It would be reasonable to assume that LDAH is not necessarily some wonderfully selective enzyme for lasA, but rather is hydrolyzing it because there’s a ton of it accumulating with it in its lipid droplets. This local concentration effect takes us right back into the world of intracellular condensate droplets. A separate lipid droplet phase is a lot more familiar to organic chemists and cell biologists, as is the idea of compound partitioning into such droplets. But the idea is the same for the protein/RNA droplets that we now know are all over the cell: they’re promoting particular reactions and pathways by increased local concentration.
On another level, this is a big reason for why enzyme active sites work, and the same principle applies to proteins interacting with each other. A lot of cell biology is arranging things so that they’re colocated (or most definitely not colocated!), thus all the compartments, membranes, and organelles. Concentration gradients are what keep us all alive. The currently fashionable targeted protein degradation work is all about hijacking such propinquity for fun and profit – there are clearly a lot of ubiquitinating enzymes that will go to work on whatever’s brought next to them, so now we’re focusing on getting them together. “Control of local concentration” may be an overarching theme of 21st-century drug discovery.
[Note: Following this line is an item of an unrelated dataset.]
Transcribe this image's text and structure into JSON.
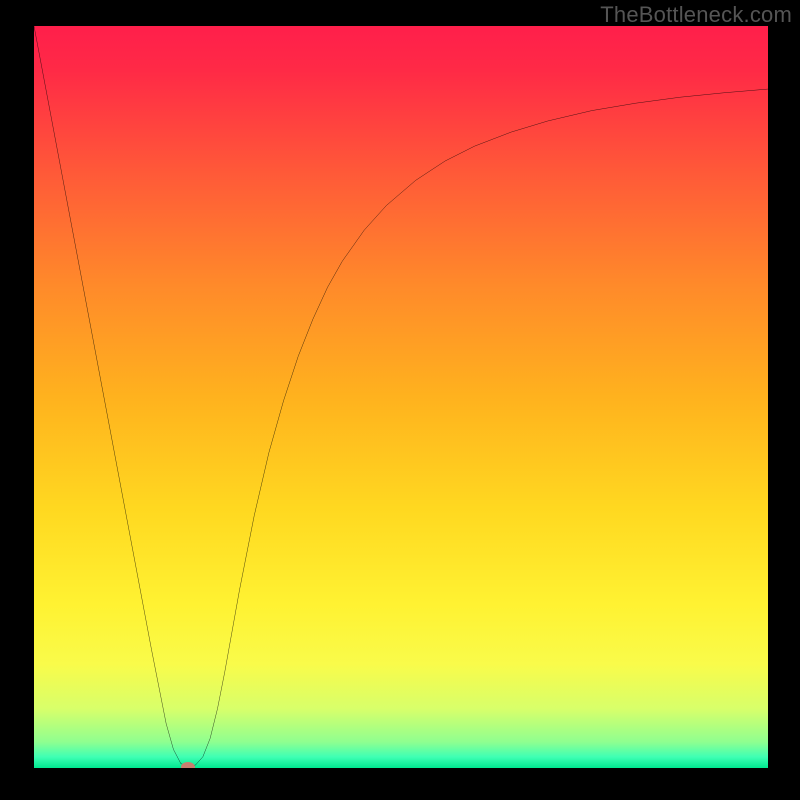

To zoom back in to the topic at hand, this paper raises some interesting questions Can this lipid-droplet mechanism be exploited for prodrug delivery? Is it happening already, and lasA is just allowing us to notice it? Are there other lipid-droplet-associated enzymes that can be taken advantage of? We certainly make enough hydrophobic molecules in this business!